What needs to be done>
Return a copy of each line in the listing that includes the word "title".

[Source information — start]

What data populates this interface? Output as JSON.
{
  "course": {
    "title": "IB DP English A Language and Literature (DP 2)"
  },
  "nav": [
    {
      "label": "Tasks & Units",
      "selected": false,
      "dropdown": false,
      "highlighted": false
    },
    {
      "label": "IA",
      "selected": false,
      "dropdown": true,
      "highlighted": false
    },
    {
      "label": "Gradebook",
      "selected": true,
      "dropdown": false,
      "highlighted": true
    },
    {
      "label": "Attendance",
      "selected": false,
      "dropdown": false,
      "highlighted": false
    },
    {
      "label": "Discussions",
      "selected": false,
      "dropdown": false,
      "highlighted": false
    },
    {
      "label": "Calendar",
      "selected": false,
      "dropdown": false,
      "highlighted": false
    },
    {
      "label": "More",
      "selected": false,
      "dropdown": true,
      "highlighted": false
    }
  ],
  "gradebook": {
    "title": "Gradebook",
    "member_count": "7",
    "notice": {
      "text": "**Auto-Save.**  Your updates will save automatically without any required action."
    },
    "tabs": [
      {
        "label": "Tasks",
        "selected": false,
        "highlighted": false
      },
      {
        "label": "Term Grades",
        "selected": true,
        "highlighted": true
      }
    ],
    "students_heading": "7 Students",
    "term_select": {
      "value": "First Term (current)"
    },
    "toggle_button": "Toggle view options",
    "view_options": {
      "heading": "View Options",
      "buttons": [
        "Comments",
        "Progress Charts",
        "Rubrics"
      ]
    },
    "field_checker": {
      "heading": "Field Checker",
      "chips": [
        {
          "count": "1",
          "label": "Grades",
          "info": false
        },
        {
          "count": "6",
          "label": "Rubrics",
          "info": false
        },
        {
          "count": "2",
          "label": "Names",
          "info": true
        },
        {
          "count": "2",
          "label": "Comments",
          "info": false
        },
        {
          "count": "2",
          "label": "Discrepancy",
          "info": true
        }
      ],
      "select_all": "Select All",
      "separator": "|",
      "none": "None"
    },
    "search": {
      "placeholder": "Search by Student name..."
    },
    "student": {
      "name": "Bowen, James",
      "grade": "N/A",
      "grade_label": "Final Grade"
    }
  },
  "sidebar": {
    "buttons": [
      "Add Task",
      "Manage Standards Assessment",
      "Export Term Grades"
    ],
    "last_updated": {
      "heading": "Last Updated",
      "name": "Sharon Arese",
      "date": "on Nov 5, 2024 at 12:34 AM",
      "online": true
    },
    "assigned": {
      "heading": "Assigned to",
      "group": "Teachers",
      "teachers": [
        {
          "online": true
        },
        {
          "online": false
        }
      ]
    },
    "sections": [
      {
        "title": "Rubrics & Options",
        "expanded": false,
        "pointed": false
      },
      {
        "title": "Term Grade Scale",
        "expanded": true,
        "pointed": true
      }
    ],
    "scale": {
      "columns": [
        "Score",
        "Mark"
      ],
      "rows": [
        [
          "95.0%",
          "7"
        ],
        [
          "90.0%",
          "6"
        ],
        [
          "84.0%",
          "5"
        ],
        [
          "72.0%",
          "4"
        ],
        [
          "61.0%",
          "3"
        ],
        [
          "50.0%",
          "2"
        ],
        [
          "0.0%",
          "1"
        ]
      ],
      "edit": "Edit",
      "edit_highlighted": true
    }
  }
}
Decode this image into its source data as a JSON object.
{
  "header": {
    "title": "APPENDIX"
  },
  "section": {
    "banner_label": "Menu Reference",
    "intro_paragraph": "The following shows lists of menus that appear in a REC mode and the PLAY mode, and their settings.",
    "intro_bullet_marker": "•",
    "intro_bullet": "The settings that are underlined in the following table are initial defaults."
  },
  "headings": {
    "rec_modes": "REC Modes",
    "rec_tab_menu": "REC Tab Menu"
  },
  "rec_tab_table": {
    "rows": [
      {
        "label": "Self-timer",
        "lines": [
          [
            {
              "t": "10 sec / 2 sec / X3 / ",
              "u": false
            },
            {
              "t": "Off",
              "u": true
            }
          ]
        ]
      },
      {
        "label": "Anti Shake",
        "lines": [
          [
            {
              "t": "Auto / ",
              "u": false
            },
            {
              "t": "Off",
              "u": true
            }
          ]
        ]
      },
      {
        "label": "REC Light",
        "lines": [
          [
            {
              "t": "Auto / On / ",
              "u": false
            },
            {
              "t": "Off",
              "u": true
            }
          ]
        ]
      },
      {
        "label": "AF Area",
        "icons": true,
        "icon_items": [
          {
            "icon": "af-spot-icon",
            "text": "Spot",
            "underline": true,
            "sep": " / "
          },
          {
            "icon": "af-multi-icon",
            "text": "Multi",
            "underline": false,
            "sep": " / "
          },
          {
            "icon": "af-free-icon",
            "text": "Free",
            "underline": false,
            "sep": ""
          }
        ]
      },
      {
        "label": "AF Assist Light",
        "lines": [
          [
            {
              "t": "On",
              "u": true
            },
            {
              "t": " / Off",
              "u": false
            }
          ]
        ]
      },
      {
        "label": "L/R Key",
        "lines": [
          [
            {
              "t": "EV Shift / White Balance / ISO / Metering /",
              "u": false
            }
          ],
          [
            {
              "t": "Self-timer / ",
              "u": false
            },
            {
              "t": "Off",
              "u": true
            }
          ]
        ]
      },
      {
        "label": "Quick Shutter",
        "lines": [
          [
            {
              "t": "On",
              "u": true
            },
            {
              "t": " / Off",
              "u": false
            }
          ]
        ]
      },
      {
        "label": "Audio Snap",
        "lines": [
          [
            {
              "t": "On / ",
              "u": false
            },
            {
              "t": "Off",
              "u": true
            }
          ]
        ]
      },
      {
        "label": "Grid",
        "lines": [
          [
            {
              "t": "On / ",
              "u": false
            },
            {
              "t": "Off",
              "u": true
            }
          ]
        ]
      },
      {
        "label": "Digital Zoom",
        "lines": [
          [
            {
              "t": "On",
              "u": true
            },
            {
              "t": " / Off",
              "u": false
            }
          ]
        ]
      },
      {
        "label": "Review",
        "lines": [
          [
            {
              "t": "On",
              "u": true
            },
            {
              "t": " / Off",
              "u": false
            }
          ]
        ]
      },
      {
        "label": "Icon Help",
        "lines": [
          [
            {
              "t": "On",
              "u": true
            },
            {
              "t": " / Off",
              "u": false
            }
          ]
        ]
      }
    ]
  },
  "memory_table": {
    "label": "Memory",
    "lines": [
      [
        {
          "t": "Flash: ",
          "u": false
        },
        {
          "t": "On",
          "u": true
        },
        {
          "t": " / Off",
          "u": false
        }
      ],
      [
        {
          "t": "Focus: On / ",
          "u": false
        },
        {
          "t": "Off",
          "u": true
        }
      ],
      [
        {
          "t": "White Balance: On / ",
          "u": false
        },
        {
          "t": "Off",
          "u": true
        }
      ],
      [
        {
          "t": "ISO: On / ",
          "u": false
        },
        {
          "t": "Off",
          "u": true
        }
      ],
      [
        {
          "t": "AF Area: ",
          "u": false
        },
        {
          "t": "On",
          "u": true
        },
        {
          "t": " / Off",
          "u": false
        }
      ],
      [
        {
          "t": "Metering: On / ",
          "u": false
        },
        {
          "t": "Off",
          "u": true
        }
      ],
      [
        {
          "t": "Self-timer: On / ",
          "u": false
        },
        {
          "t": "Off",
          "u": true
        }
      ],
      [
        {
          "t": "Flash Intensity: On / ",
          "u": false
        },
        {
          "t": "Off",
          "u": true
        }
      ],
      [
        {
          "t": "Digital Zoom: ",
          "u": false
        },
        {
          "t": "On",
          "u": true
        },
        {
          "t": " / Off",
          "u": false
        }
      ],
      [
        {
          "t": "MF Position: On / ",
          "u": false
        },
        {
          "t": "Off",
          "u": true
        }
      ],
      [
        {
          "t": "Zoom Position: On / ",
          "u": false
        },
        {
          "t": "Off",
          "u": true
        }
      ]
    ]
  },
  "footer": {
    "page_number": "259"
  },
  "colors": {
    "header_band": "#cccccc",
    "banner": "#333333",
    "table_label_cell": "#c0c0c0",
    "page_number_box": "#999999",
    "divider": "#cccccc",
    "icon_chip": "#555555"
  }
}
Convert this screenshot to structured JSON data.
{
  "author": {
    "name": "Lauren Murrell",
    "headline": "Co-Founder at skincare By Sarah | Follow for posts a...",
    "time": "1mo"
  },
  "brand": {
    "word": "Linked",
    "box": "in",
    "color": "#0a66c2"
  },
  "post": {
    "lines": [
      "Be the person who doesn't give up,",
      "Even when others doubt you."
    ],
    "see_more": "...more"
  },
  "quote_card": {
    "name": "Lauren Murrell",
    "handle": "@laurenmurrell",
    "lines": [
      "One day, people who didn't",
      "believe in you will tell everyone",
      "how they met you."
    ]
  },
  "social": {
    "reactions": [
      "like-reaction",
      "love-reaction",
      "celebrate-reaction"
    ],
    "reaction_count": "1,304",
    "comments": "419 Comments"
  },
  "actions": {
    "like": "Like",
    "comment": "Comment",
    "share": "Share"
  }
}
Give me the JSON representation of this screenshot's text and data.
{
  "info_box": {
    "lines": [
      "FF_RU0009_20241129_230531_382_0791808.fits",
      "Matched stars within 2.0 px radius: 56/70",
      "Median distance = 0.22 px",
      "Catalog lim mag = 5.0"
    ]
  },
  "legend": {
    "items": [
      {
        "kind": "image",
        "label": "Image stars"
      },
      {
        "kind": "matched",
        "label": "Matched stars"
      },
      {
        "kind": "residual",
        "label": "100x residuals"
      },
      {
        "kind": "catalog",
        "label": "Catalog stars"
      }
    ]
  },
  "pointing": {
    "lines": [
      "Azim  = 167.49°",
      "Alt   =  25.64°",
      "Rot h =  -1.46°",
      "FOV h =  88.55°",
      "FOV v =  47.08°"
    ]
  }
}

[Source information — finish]

Written reply>
    "title": "IB DP English A Language and Literature (DP 2)"
    "title": "Gradebook",
        "title": "Rubrics & Options",
        "title": "Term Grade Scale",
    "title": "APPENDIX"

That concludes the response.